    So here is a problem I have seen with a lot of Mommy Bloggers. Yeah, you put yourself out there and love to get that validation. But, you know what? Not everyone agrees with you. And then you get criticism. And it can be intense criticism. And it is all so personal. And you think, why can’t they say something nice or leave me alone?

    You forget that, YOU are the one putting this out there on the WORLD wide web. You are telling the world about everything you are doing because you think they actually care about what you do, and they love the validation. But with that comes the negative. You can’t say, “I didn’t ask for this” because you did. If you didn’t want feedback from fans, you wouldn’t have a comment section on the internet. Oh wait…you only want POSITIVE feedback – no criticism allowed. Praise me! Worship me! Validate me! But don’t you dare say anything that might make me feel bad. I don’t post my blog for the whole world to see to allow people who disagree with me comment. This is all about how great I am.

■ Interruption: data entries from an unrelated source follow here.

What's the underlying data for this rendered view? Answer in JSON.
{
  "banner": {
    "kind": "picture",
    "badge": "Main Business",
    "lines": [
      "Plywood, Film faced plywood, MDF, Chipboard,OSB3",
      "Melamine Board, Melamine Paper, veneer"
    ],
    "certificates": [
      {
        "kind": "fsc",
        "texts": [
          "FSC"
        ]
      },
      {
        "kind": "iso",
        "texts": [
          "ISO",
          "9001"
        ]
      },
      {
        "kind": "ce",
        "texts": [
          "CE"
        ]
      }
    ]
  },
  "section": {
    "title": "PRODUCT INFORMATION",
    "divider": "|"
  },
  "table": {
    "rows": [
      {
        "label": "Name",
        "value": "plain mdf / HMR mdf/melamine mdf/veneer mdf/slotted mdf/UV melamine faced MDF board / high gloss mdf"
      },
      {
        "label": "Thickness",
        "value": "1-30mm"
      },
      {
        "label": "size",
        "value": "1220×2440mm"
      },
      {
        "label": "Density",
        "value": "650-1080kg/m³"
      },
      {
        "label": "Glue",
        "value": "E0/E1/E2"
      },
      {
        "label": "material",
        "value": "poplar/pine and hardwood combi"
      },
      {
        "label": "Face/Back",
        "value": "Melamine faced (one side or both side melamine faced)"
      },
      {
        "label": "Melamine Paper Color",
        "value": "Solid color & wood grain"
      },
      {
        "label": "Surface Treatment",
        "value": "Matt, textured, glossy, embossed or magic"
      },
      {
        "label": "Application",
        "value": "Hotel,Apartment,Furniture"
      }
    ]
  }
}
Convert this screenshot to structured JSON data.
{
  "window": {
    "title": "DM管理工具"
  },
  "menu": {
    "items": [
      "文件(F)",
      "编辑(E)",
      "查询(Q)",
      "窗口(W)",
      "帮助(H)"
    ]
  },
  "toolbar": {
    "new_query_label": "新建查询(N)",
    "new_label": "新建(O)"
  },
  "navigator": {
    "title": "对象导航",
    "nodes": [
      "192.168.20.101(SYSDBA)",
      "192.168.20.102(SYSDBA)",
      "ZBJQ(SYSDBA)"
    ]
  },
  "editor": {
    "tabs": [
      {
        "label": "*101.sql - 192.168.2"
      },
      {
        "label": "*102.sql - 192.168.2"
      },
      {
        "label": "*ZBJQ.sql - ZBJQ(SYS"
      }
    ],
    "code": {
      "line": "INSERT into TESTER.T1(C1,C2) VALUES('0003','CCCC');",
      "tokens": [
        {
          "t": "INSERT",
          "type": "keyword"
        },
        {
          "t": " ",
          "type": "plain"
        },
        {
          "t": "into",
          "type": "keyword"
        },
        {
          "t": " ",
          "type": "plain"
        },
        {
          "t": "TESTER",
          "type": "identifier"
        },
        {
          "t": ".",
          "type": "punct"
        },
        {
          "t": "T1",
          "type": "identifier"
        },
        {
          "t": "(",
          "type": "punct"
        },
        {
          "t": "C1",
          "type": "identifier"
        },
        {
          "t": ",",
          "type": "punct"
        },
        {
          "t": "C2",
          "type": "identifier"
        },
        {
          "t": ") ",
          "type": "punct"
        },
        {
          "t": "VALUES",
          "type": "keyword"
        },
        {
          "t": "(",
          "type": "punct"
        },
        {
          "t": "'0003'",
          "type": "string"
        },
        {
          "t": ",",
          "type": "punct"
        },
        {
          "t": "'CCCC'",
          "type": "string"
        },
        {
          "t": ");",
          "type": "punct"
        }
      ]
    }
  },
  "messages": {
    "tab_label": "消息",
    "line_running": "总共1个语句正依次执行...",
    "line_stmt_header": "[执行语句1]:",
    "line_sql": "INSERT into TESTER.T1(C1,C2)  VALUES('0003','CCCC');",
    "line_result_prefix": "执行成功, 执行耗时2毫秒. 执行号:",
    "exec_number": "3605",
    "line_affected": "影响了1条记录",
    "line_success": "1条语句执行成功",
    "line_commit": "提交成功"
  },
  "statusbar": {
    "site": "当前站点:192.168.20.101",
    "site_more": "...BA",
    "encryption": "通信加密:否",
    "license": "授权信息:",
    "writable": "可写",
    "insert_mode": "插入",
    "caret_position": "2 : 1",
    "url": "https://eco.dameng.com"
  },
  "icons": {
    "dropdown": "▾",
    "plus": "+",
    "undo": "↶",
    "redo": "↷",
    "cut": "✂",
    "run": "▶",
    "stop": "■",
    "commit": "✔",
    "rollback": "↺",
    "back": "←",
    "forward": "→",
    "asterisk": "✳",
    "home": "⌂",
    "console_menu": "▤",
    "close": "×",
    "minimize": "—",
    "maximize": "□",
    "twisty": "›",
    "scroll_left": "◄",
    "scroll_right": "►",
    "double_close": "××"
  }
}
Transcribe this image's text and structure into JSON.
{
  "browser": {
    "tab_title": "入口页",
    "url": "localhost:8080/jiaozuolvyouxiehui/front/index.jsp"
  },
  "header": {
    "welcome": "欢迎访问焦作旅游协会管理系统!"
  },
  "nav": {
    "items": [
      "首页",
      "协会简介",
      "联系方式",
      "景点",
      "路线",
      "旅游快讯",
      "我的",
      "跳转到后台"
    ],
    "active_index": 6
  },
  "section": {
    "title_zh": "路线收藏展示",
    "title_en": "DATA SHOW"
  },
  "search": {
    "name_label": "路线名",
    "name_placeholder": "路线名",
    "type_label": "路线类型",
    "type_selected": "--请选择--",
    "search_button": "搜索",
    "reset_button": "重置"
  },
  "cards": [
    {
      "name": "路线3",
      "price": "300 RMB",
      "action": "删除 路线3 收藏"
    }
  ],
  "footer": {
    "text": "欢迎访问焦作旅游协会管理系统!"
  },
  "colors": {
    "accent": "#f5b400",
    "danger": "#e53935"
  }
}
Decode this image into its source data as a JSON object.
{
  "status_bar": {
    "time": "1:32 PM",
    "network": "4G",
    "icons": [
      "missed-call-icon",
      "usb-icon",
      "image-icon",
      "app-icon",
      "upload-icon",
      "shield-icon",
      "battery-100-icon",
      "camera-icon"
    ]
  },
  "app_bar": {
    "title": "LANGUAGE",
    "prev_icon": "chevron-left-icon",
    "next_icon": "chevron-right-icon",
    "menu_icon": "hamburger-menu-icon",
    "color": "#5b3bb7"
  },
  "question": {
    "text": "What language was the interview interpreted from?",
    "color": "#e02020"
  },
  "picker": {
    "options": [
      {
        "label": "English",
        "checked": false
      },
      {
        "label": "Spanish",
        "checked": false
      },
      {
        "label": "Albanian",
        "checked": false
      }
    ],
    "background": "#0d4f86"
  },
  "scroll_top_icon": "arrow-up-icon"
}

    Well, it doesn’t work that way, you discover. So you end up making it a private blog, with only your friends there to make sure no one says anything bad about you. Good bye.

    I’ve never read your blog, so I don’t know if this applies specifically to you, but it’s not an uncommon story. If you are in it for validation, at some point, you are going to get crushed. If you don’t want that to happen (and it is going to happen), don’t blog. No one is forcing you. If writing is therapeutic for you, great. Write for yourself. People have been keeping diaries and journals for, like, ever. The difference is that they don’t publish them for the world to see.

  • You read my articles here though. And my archives are FULL of my old stuff. Patheos brought all of that with me so that my old readers could still find me. But yes, everything you just said, is EXACTLY what I realized. But I did take negative feedback, and I felt like that helped me be better at what I did. What I didn’t anticipate was the stalking and harassing. I was naive, really naive to that in the beginning. Now I am no longer naive. And honestly, I don’t even care.

  • Milo

    “Nothing seemed to phase me.” Faze, not phase.

  • good catch

  • Rosa Hopkins

    I am heavily involved in the Christian writing community and am a writer myself ,and I am glad you are alerting others to the possible dangers. I wonder if, in retrospect, there are safeguards you could have put into place in the beginning or whether that wouldn’t have mattered. I think there should be more discussion on these topics and on how maintain one’s safety. I host a syndicated radio program and would love to pick your brain on this subject!

  • I am not totally sure about that? But you know, I think if I could go back in time I would have guarded my privacy a lot more. I dumped my feelings with ZERO thought of how it impacted others. I continue to share posts like these from time to time – but mostly I just write about unrelated topics to me. I am always willing to chat if you have questions. you can chat me up on Twitter at @WOACrystalball

  • Rosa Hopkins


  • Rann

    It didn’t phase her into another dimension either! 😉

  • Jim Jones

    > I got Cyber-bullied and stalked

    I regard Facebook as a platform for stalkers.

  • Awesome! Hope to chat with you soon!

  • Brianna LaPoint

    parenting is one of those things where people learn by their own experiences mostly. Because, not everyone goes through the same life experiences. I see kids getting online and i wonder if their parents know they snuck off to the library to get on facebook. None of my business, but in some ways it is, some of those kids have no etiquette or respect towards adults, and some of us encouraged it.

  • Milo

    I’ve made this mistake myself!

  • David Rubin

    I keep two blogs to show off my art, at daru3-davidart.blogspot.com, and my creative writing, at daru3writing.blogspot.com. When I write about myself, I just email my friends and family. As far as I’m concerned, I’m not so special that the world should know about me personally.

  • Such a good idea!